THE PROBLEM → Restate the following entries exactly. Keep the pictures out.

- - - -

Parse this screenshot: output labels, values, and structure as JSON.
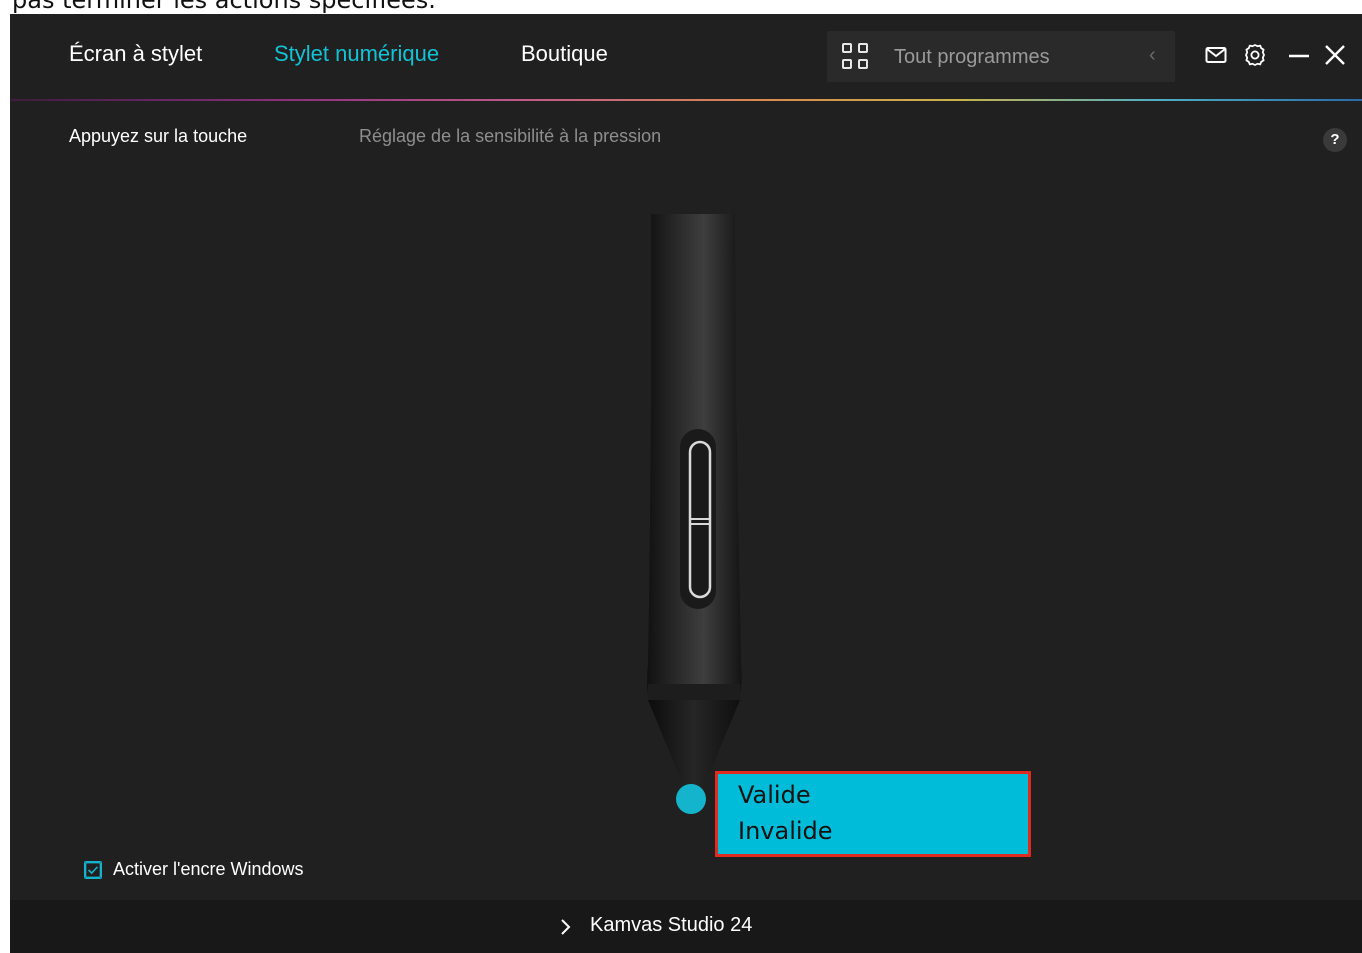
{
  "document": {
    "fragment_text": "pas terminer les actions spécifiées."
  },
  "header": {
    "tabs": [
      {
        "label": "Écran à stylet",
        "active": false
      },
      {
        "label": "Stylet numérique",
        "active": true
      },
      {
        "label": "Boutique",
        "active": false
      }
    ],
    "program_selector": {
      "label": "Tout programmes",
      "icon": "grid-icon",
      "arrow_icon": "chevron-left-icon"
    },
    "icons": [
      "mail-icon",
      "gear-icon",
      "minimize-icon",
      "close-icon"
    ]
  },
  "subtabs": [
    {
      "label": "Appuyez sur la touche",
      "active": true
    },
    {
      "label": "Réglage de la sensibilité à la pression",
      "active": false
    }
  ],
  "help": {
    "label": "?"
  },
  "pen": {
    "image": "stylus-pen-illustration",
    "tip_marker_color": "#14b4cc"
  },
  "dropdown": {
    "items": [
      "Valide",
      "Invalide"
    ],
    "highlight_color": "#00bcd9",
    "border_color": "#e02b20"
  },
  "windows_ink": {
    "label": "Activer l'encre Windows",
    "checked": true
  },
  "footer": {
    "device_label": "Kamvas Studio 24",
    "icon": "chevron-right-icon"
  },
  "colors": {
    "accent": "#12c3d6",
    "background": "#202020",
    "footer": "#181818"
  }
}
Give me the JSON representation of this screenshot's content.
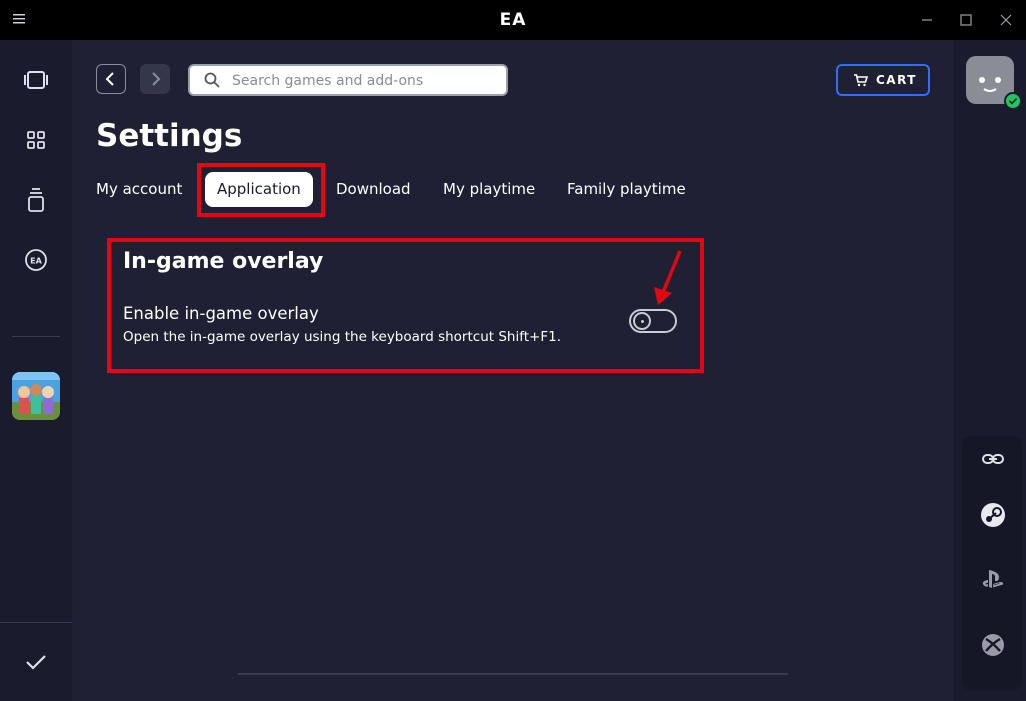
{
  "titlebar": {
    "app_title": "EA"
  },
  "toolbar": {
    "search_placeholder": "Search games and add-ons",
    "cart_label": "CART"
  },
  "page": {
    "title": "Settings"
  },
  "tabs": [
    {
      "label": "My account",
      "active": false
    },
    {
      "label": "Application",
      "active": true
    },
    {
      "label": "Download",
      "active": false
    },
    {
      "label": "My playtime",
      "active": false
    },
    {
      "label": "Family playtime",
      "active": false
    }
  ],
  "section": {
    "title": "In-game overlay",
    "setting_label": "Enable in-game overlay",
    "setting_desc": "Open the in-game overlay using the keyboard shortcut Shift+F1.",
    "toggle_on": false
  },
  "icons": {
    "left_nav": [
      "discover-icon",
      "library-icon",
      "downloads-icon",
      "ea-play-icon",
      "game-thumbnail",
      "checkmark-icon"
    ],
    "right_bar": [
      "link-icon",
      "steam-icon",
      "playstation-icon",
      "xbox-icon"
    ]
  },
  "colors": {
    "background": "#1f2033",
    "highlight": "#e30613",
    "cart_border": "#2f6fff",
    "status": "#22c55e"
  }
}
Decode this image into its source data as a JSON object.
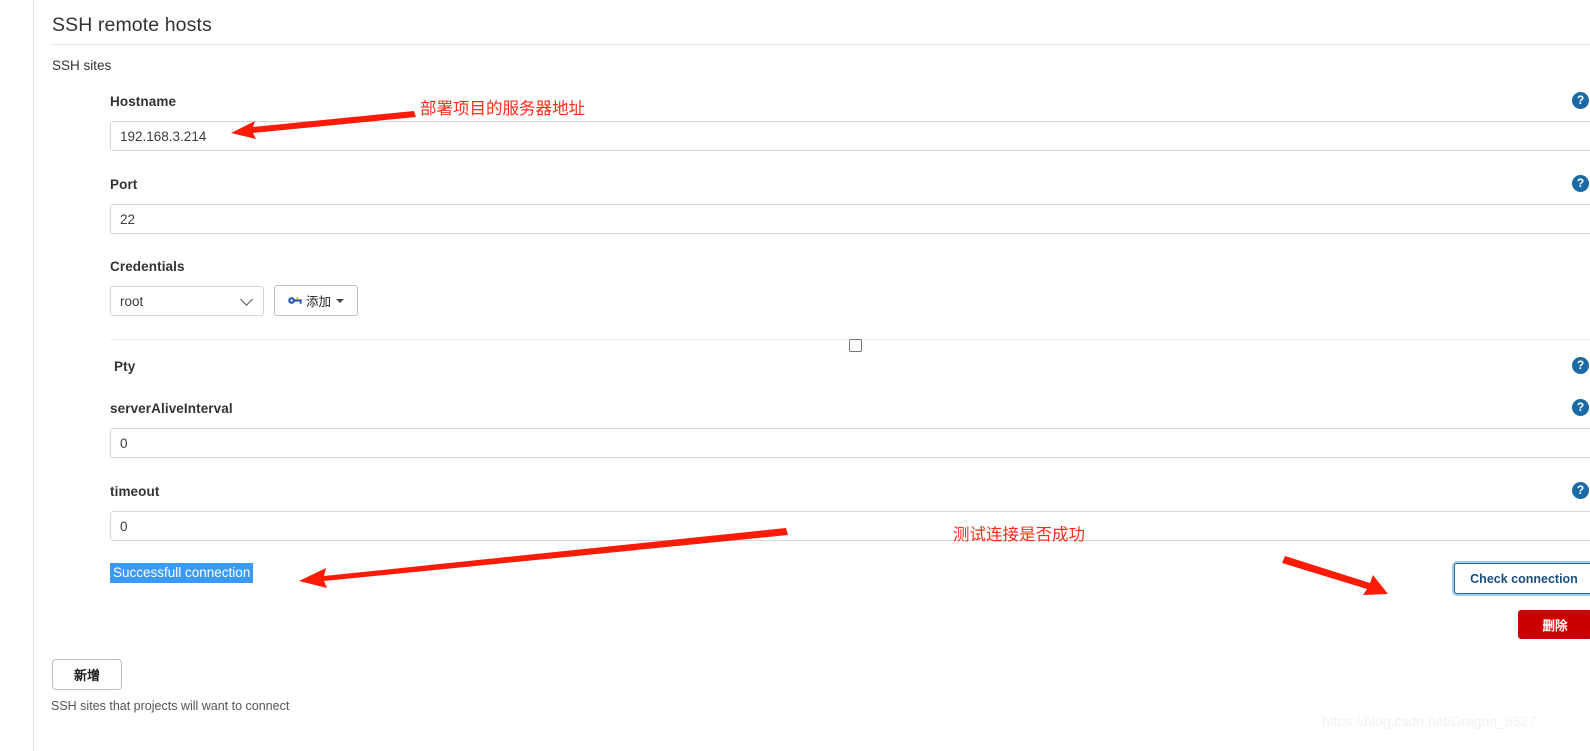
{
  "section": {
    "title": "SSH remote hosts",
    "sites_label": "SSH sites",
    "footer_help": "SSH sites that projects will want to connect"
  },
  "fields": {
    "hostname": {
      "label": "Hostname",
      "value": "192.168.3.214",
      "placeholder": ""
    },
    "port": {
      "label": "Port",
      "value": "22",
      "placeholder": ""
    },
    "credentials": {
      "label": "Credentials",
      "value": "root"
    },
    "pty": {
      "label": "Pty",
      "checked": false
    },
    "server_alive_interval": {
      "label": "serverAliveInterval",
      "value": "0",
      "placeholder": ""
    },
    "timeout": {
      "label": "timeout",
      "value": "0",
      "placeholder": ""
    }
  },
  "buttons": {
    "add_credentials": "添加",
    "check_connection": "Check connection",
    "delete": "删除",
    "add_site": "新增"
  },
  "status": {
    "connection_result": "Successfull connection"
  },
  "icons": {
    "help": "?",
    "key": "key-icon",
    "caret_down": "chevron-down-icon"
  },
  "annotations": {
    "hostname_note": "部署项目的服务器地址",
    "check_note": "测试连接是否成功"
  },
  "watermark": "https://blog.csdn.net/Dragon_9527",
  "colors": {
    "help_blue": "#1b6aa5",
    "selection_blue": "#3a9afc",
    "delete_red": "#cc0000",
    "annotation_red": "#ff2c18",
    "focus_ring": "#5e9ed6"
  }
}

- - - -

RESULT FOR THIS TASK →
Parse this screenshot: output labels, values, and structure as JSON.
{
  "document": {
    "fragment_text": "pas terminer les actions spécifiées."
  },
  "header": {
    "tabs": [
      {
        "label": "Écran à stylet",
        "active": false
      },
      {
        "label": "Stylet numérique",
        "active": true
      },
      {
        "label": "Boutique",
        "active": false
      }
    ],
    "program_selector": {
      "label": "Tout programmes",
      "icon": "grid-icon",
      "arrow_icon": "chevron-left-icon"
    },
    "icons": [
      "mail-icon",
      "gear-icon",
      "minimize-icon",
      "close-icon"
    ]
  },
  "subtabs": [
    {
      "label": "Appuyez sur la touche",
      "active": true
    },
    {
      "label": "Réglage de la sensibilité à la pression",
      "active": false
    }
  ],
  "help": {
    "label": "?"
  },
  "pen": {
    "image": "stylus-pen-illustration",
    "tip_marker_color": "#14b4cc"
  },
  "dropdown": {
    "items": [
      "Valide",
      "Invalide"
    ],
    "highlight_color": "#00bcd9",
    "border_color": "#e02b20"
  },
  "windows_ink": {
    "label": "Activer l'encre Windows",
    "checked": true
  },
  "footer": {
    "device_label": "Kamvas Studio 24",
    "icon": "chevron-right-icon"
  },
  "colors": {
    "accent": "#12c3d6",
    "background": "#202020",
    "footer": "#181818"
  }
}
Give me the JSON representation of this screenshot's content.
{
  "titlebar": {
    "app_title": "EA"
  },
  "toolbar": {
    "search_placeholder": "Search games and add-ons",
    "cart_label": "CART"
  },
  "page": {
    "title": "Settings"
  },
  "tabs": [
    {
      "label": "My account",
      "active": false
    },
    {
      "label": "Application",
      "active": true
    },
    {
      "label": "Download",
      "active": false
    },
    {
      "label": "My playtime",
      "active": false
    },
    {
      "label": "Family playtime",
      "active": false
    }
  ],
  "section": {
    "title": "In-game overlay",
    "setting_label": "Enable in-game overlay",
    "setting_desc": "Open the in-game overlay using the keyboard shortcut Shift+F1.",
    "toggle_on": false
  },
  "icons": {
    "left_nav": [
      "discover-icon",
      "library-icon",
      "downloads-icon",
      "ea-play-icon",
      "game-thumbnail",
      "checkmark-icon"
    ],
    "right_bar": [
      "link-icon",
      "steam-icon",
      "playstation-icon",
      "xbox-icon"
    ]
  },
  "colors": {
    "background": "#1f2033",
    "highlight": "#e30613",
    "cart_border": "#2f6fff",
    "status": "#22c55e"
  }
}
Decode this image into its source data as a JSON object.
{
  "section": {
    "title": "SSH remote hosts",
    "sites_label": "SSH sites",
    "footer_help": "SSH sites that projects will want to connect"
  },
  "fields": {
    "hostname": {
      "label": "Hostname",
      "value": "192.168.3.214",
      "placeholder": ""
    },
    "port": {
      "label": "Port",
      "value": "22",
      "placeholder": ""
    },
    "credentials": {
      "label": "Credentials",
      "value": "root"
    },
    "pty": {
      "label": "Pty",
      "checked": false
    },
    "server_alive_interval": {
      "label": "serverAliveInterval",
      "value": "0",
      "placeholder": ""
    },
    "timeout": {
      "label": "timeout",
      "value": "0",
      "placeholder": ""
    }
  },
  "buttons": {
    "add_credentials": "添加",
    "check_connection": "Check connection",
    "delete": "删除",
    "add_site": "新增"
  },
  "status": {
    "connection_result": "Successfull connection"
  },
  "icons": {
    "help": "?",
    "key": "key-icon",
    "caret_down": "chevron-down-icon"
  },
  "annotations": {
    "hostname_note": "部署项目的服务器地址",
    "check_note": "测试连接是否成功"
  },
  "watermark": "https://blog.csdn.net/Dragon_9527",
  "colors": {
    "help_blue": "#1b6aa5",
    "selection_blue": "#3a9afc",
    "delete_red": "#cc0000",
    "annotation_red": "#ff2c18",
    "focus_ring": "#5e9ed6"
  }
}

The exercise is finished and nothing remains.